A musical based on pan-toh (辦桌), a distinctive roadside banquet tradition unique to Taiwan, will tour Michigan this October. Featuring the Taipei-based National Chinese Orchestra (NCO, 臺灣國樂團) and Shintrun Taiwanese Opera Troupe (薪傳歌仔戲團) the performances will combine outdoor feasting customs with Taiwan's wedding culture.
Pan-toh, or roadside banquets, are held for a variety of special occasions, from wedding and funerals to housewarmings, teacher appreciation events, temple celebrations, and local elections. Friends, families, and neighbors are invited to join in and take part in the celebrations. There are a number of taboos and rules that need to be followed, with the choice and order of dishes and seating arrangements all strictly set out.
Pan-toh culture can be traced back to Qing-era Taiwan, when wealthy people would invite chefs to cook marvelous meals for them at home. This began to evolve into its more familiar form during the Japanese colonial era, when skilled cooks in villages would get together to prepare feasts for the community. These home chefs would also provide the tables, chairs, cutlery, and tableware, and community members would help themselves to the food.
Against the backdrop of an ensemble of traditional wind and percussion instruments, "Formosa Roadside Wedding Banquet" is a lively and storied production that aims to vividly present extraordinary tales as told by executive chefs catering to such roadside banquets.
The unique Taiwanese feast shall be replicated by integrating daily appliances including woks, bowls, gourd ladles, pots, stoves, and firewood with the striking sounds and unique reverberations of traditional percussion instruments to convey the joyful atmosphere of food-centric Taiwanese wedding rituals.
To delineate a chef's complicated emotions over his daughter's marriage as he caters for the wedding guests, members of the Shintrun Taiwanese Opera Troupe will also take up the roles of matchmaker, bride, groom, and executive chef, as well as portray a merry cast of friends and family members.

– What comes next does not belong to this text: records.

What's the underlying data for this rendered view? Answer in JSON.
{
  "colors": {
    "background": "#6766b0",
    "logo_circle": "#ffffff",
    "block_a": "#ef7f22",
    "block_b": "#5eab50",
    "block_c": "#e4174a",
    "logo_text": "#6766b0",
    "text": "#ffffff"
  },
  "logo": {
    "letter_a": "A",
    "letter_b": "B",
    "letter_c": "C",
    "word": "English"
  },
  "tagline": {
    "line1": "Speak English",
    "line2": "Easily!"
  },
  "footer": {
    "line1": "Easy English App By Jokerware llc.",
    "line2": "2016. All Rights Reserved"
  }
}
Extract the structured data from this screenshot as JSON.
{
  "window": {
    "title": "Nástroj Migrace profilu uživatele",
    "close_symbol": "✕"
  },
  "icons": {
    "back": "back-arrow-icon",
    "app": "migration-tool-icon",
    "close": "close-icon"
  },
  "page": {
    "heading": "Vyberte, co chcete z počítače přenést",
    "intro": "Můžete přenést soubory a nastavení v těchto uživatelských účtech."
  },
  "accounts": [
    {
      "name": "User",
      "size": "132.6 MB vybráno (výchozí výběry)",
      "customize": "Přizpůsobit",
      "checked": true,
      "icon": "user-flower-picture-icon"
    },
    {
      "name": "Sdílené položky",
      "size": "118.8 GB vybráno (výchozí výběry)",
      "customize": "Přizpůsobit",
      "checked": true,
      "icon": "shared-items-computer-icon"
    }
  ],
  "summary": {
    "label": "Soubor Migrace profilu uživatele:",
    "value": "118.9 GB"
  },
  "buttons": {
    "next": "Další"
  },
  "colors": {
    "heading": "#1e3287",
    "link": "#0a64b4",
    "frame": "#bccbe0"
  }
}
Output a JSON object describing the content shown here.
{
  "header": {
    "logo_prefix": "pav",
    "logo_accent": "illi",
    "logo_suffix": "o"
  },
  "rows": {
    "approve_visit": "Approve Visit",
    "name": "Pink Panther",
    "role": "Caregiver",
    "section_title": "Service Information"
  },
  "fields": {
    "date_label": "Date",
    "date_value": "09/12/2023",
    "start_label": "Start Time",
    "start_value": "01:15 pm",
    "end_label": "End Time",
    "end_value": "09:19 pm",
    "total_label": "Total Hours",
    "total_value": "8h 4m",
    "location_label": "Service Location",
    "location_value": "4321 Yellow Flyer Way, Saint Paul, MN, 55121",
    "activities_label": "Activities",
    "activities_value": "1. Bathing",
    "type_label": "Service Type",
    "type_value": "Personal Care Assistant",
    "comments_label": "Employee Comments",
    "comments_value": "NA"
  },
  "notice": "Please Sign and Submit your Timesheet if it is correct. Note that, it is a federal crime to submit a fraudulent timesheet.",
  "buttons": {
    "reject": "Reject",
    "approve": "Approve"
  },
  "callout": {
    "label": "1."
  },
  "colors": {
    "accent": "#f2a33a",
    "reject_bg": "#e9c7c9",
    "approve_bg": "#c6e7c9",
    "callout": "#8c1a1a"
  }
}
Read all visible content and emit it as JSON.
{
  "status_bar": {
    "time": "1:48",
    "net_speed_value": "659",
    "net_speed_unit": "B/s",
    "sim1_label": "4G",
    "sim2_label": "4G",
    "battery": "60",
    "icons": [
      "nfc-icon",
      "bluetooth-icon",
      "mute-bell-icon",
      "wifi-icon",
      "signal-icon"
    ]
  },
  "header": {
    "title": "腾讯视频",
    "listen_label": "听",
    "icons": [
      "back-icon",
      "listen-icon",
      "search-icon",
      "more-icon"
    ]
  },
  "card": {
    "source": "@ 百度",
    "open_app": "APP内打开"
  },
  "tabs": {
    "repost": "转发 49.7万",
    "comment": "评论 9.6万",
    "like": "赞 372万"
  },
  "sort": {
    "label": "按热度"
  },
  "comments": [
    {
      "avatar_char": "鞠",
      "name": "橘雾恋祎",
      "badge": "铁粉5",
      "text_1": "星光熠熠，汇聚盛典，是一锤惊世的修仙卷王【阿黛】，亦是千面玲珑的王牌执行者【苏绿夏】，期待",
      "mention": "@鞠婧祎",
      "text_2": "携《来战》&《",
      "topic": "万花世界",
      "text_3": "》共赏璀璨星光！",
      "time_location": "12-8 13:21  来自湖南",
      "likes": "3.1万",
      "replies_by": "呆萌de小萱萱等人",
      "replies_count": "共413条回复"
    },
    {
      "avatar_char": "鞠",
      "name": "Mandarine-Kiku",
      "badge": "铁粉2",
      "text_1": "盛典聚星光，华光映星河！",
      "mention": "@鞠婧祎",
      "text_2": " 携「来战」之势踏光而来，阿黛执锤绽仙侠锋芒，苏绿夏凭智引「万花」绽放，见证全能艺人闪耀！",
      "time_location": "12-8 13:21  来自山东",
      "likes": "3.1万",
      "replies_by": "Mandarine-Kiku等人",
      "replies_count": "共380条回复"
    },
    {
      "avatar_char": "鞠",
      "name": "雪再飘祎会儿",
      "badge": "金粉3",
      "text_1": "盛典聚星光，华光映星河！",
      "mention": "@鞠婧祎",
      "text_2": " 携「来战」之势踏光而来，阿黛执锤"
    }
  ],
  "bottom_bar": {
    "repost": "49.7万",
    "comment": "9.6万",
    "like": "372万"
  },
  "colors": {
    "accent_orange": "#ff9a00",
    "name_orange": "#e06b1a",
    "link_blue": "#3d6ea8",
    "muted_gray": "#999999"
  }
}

Apart from introducing the mesmerizing sounds of roadside banquets to American audiences, the National Chinese Orchestra of Taiwan will also hold a special concert titled "Splendid Taiwan" at the University of Michigan on Oct. 7.